The summer seems to be a great season for patriotism. It begins with Memorial Day and ends with Labor Day, well not officially, but certainly in practical terms. Both these holidays celebrate what has made and still makes the U.S. the U.S. – people. In between these holidays, of course, we have Flag Day and Independence Day. July does seem to represent the peak of summer and, I think, the peak of summer patriotic fervor, perhaps a lasting effect of the fireworks and cook-outs. Between the celebrations of people, we celebrate nationhood, freedom and this great land.
Just like a church, however, a nation does not exist without people. The land certainly does, but it is the people who make it a social, political and communal place. Freedom is an empty concept without people – the freedoms we celebrate are those that are the inalienable rights of the people of this land. But just who are these people, you know, the ones who have had this freedom?
The Declaration of Independence, the reason to celebrate the July 4th holiday, states, “We hold these truths to be self-evident, that all men are created equal, that they are endowed by their Creator with certain unalienable Rights, that among these are Life, Liberty and the pursuit of Happiness.” Of course, any member of the congregation will explain that when we say ‘men’ or ‘man’ we mean women, too. But when the Declaration said “men”, it actually meant men, at least until August 18, 1920, when women were recognized as voting citizens. And, if it did not originally include women, who else did it exclude?
Perhaps the Naturalization Act of 1790 sheds light on that subject. It stipulates “any alien, being a free white person, may be admitted to become a citizen of the United States”. The use of the word “white” in that Act is now blatantly racist and exclusionary. It is not too difficult to understand why Native Americans, African Americans, Asian Americans, Polynesian Americans, Hispanic Americans … etc. – it is not too difficult to understand why these folks might wonder over this celebration of independence, at least the 1776 date attributed to the occurrence.
“White” is not, however, the only word that was used to limit immigration, residency and citizenship in these the United States of America. The word “free” had some very interesting connotations, as well. The inscription on the Statue of Liberty reads, “Give me your tired, your poor, your huddled masses yearning to breathe free, the wretched refuse of your teeming shore.” But as each new wave of immigrants from Europe can attest, while that may have been the intention, the reality with which they were faced was considerably different.
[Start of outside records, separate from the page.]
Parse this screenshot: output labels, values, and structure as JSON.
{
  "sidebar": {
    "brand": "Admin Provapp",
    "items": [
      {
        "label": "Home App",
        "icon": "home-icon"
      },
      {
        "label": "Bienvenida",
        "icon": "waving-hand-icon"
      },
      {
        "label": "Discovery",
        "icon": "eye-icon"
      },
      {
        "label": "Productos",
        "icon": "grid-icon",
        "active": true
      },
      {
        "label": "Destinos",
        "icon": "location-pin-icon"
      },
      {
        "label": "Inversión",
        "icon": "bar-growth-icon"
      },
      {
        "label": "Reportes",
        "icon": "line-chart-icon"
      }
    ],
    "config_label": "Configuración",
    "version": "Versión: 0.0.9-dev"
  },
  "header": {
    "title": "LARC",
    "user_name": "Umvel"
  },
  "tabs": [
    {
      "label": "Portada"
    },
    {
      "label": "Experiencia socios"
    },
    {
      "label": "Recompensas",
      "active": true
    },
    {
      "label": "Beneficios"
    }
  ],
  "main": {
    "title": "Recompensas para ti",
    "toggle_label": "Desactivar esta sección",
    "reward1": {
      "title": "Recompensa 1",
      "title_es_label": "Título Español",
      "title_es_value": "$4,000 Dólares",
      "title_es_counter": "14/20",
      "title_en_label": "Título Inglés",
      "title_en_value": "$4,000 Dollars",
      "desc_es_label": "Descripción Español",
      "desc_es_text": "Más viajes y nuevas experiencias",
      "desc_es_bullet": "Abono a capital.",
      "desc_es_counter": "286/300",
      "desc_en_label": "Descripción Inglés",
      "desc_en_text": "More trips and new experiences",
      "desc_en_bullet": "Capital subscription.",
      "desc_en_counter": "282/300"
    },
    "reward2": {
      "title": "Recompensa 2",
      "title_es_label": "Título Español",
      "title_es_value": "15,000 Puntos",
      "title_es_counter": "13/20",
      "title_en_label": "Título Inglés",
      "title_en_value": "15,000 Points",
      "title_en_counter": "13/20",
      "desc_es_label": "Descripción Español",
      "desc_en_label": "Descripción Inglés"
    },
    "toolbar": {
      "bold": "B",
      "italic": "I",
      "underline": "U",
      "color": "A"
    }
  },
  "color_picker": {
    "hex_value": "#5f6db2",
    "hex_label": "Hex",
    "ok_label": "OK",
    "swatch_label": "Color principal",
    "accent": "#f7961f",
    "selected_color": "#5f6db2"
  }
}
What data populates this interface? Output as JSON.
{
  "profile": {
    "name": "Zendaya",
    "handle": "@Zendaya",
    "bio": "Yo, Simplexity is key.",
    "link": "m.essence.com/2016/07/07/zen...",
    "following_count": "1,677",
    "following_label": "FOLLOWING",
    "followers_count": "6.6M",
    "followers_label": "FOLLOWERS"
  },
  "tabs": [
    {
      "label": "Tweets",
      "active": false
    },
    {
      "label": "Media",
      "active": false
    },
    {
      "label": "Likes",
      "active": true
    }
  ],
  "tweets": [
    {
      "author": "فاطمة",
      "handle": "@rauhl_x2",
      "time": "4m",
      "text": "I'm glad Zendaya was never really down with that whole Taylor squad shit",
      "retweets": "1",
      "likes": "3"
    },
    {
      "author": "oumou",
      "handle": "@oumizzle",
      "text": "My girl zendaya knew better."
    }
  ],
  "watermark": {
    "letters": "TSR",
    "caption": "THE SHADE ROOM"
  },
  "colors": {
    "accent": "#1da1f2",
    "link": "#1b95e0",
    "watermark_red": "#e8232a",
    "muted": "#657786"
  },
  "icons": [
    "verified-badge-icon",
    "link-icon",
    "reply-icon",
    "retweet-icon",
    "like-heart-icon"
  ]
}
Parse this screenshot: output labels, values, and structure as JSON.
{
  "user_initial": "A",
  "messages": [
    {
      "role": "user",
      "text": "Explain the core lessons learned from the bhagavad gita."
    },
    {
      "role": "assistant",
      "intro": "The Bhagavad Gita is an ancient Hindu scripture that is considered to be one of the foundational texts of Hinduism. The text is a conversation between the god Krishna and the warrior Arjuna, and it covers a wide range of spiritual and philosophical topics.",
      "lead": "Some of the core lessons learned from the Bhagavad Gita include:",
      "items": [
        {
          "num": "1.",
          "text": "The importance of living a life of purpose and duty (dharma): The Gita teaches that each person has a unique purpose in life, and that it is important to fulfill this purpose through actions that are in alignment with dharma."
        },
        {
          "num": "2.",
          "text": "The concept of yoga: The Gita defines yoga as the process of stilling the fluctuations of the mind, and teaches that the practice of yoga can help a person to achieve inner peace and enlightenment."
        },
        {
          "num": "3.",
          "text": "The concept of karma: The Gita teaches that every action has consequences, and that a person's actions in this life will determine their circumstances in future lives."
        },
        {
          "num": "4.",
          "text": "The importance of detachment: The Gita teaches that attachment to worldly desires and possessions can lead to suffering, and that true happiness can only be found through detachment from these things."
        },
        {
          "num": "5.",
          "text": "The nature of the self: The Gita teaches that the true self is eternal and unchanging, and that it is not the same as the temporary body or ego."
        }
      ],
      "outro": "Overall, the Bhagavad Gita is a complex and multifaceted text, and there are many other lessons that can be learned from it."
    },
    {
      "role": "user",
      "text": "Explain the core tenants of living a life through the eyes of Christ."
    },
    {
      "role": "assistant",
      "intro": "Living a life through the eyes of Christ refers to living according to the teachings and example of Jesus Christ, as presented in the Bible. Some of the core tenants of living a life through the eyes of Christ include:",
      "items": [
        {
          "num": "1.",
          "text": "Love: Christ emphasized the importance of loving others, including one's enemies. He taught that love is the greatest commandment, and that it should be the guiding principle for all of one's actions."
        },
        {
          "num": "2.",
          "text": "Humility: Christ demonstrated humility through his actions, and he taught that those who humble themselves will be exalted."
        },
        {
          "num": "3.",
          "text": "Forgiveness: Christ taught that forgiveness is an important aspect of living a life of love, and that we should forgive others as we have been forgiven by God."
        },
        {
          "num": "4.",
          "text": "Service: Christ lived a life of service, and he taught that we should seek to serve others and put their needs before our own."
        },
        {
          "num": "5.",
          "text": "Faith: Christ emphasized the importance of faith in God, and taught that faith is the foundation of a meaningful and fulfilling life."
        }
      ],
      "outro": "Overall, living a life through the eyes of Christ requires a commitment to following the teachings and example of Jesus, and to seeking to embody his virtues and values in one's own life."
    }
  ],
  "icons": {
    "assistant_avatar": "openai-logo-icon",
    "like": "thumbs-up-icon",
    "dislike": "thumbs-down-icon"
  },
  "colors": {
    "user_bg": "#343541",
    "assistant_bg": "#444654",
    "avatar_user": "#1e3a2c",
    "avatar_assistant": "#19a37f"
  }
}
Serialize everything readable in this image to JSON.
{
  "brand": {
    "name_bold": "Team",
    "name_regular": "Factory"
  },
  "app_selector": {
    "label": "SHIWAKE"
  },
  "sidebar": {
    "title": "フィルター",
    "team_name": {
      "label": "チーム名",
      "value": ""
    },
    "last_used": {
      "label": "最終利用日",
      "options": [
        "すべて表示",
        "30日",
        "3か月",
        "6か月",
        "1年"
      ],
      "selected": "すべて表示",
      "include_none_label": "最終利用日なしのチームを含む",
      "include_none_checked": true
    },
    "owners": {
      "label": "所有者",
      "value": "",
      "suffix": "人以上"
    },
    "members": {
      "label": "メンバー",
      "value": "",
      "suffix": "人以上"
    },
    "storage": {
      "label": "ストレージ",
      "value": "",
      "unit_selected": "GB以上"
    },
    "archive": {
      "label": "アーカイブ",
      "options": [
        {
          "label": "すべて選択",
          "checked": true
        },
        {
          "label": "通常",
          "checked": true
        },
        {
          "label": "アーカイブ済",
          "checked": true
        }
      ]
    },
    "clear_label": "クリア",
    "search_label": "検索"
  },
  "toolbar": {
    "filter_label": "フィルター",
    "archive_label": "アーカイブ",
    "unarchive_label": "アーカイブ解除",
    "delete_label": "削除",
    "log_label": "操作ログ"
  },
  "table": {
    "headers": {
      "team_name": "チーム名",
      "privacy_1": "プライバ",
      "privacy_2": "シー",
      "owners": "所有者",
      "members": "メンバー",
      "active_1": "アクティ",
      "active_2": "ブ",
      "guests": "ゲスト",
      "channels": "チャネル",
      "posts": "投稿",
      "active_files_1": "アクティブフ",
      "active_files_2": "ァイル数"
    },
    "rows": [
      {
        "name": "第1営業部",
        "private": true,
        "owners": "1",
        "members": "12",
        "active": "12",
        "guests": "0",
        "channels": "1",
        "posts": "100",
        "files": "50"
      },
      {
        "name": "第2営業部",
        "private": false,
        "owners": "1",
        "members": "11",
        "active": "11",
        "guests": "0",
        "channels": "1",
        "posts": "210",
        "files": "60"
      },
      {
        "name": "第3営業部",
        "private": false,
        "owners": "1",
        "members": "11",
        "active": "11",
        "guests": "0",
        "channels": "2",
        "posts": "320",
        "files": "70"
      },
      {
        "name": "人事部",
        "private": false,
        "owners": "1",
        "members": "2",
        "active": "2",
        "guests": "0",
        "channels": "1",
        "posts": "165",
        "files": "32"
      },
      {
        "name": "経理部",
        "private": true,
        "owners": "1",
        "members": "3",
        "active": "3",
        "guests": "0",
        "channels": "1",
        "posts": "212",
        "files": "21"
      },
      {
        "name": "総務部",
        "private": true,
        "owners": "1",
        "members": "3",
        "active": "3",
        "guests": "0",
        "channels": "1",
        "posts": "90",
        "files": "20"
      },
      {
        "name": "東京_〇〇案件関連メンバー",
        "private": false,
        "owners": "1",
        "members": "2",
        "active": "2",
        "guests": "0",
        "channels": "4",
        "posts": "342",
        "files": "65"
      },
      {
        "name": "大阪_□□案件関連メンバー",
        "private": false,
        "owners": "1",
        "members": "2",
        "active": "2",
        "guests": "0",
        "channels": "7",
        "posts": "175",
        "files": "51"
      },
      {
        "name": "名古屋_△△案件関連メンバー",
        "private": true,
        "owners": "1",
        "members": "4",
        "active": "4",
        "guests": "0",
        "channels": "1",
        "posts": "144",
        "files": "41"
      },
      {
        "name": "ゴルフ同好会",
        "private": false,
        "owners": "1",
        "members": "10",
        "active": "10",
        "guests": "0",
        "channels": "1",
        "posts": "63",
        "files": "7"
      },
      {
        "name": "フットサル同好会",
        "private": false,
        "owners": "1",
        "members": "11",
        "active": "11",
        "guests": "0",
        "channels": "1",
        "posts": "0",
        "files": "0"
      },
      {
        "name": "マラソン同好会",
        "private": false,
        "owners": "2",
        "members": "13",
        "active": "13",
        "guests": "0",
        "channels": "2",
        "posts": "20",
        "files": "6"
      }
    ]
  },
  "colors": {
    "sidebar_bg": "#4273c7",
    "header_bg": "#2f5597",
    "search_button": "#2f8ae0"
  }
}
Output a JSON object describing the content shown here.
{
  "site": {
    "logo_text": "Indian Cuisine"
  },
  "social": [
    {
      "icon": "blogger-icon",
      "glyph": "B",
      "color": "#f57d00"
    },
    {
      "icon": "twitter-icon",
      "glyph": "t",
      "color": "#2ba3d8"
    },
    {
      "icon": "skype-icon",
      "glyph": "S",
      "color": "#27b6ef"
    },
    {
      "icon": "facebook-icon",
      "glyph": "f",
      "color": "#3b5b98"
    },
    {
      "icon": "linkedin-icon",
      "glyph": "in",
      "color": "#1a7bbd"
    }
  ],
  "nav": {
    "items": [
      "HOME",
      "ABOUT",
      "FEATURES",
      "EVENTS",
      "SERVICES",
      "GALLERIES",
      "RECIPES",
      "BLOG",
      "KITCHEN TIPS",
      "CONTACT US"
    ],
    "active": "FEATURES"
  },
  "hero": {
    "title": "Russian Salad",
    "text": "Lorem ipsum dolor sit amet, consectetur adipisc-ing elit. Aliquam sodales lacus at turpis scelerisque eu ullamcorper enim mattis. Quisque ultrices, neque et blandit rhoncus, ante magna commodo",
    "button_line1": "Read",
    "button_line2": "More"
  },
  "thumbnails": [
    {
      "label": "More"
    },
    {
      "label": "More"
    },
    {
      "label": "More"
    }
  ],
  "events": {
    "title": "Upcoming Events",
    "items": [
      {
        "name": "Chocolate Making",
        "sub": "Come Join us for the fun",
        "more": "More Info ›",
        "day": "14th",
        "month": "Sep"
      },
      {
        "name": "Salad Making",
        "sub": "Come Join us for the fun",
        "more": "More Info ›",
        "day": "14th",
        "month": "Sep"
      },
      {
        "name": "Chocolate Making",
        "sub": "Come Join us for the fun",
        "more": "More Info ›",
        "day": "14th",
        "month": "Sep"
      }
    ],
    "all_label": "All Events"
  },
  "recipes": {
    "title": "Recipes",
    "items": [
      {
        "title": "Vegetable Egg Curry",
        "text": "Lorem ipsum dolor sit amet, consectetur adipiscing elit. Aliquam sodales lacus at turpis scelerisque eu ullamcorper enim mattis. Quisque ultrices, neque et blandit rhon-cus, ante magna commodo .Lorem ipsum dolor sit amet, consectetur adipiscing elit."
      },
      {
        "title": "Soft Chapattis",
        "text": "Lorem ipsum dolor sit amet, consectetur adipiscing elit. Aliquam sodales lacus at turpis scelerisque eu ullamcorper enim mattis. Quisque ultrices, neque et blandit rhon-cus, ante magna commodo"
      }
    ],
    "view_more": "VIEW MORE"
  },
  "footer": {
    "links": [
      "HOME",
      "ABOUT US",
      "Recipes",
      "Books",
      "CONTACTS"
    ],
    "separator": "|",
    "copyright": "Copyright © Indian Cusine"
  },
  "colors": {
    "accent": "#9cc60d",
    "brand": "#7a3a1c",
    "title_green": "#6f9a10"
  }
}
Each new immigrant group from England, Ireland, Scotland, Scandinavia, Germany, Italy – and so on – each new group experienced distrust, discrimination and oppression. That is generally because most immigrants did not fall into the category of “free”. Those who were considered “free” were those who were not escaping hardships like poverty, famine, religious intolerance or political persecution – and most of our ancestors didn’t immediately qualify.
So progressively, after arriving, each new wave of immigrants fled into the hinterlands – generally west – to establish communities of like people away from the different people who were here before them. There they relied on their own ingenuity, culture, traditions and, yes, language, to carve out a new life – a life that for many eventually more closely approached the ideal.
And another thing happened – these newer populations distrusted, discriminated against and oppressed the new immigrants that followed them. This, of course, hasn’t stopped. Just ask the people from Southern Mexico and other Central and South American countries who are coming here for the very same reasons that our ancestors did, and are experiencing the same kind of discrimination.
So what does this have to do with our faith? Well, perhaps we need to revisit the message of the Prophets of the Hebrew Scriptures, or the words of Jesus. The prophets spoke of God’s dismay at Israel’s rejection and oppression of the stranger and immigrant. Jesus talked of an integral part of being a follower, “loving your neighbor as yourself.” That must mean welcoming and caring for the immigrant as someone who is just like your ancestors – your family – like you.
Jesus and the Hebrew prophets had a radical message, for their times, to an Israel that was exclusive, nationalistic and protectionist. We have since dropped that radical stand and are reflecting the U.S. culture back to itself. We ignore Jesus’ message when we repeat the popular, cultural rhetoric about exclusion, nationalism and protectionism. Makes one wonder what would happen if a dark-skinned, middle-Eastern, Aramaic speaking, poor and homeless Jesus came to one of our church doors, doesn’t it?